The Federal Bureau of Investigation and the Yale Police Department will work together to run a law enforcement and legal training program at Yale for local youth this summer. The camp, now in its third year, will feature workshops, lectures and activities with local, state and federal law enforcement officials.

“The program is unlike any other program in the country,” said Charles Grady, community outreach specialist for New Haven’s FBI field office. “Our primary goal in creating this program was to help shape and mold young individuals who were thinking about careers in law enforcement and to expose them to a multitude of career choices.”

The program, officially called the Future Law Enforcement Youth Academy, will be limited to 30 Connecticut high school students, selected through an application process that includes two interviews and a short essay. The selected students will spend one week over the summer at the overnight camp, which the Yale Police Department and Yale Police Chief Ronnell Higgins and FBI special agent in charge Patricia Ferrick helped organize.

Higgins could not be reached for comment on Thursday.

The program will cover various aspects of law and police work, such as forensics, cybercrime and civil rights. Gemma Joseph Lumpkin, the chief of youth family and community engagement at the New Haven Board of Education, spoke positively about the program, noting that it is important to build positive relationships between police and youth in New Haven.

“Any opportunity to build relationships between our community, which includes our youth community and our general community, with law enforcement … is a very positive thing for New Haven and for our young people,” she said.

The program has also tried to curate a diverse group of students. Grady, who also helped organize the program, said that of the 30 students, there will be 15 boys and 15 girls, representing different cultural and ethnic backgrounds and hailing from across Connecticut. Students will be paired with professionals in law enforcement from their respective counties. Collaboration between agencies, Grady added, will be an essential feature, in the future, of law enforcement.

Shafiq Abdussabur, a retired sergeant and district commander at the New Haven Public Safety Administration, framed the program’s importance in a national context, pointing to the recent epidemic of shootings in this country as evidence for the importance of fostering civic youth engagement.

“I think it’s a great program,” Abdussabur said. “We need to positively engage youths and create a space for youths where they can exchange ideas and emotions and the challenges and things that they are going through. I think [the program] should be something that is modeled throughout the entire country … not just in New Haven”

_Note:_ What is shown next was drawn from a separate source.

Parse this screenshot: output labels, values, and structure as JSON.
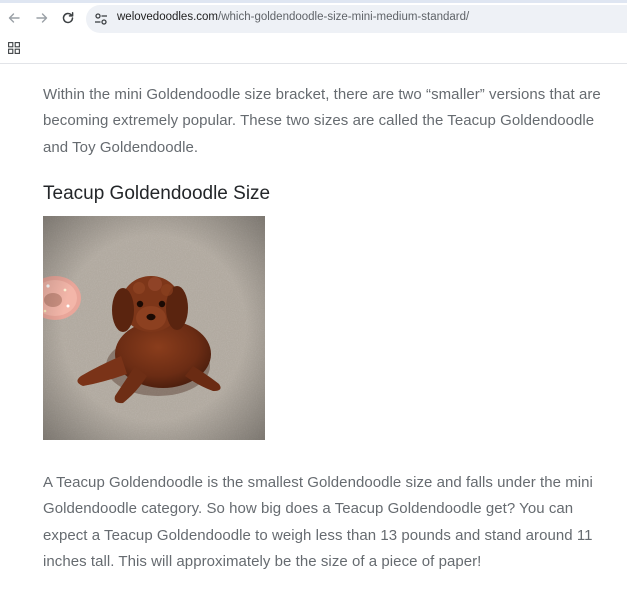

The instructors at the academy will include federal agents and attorneys, forensic scientists, judges and police officers.

Keshav Raghavan | keshav.raghavan@yale.edu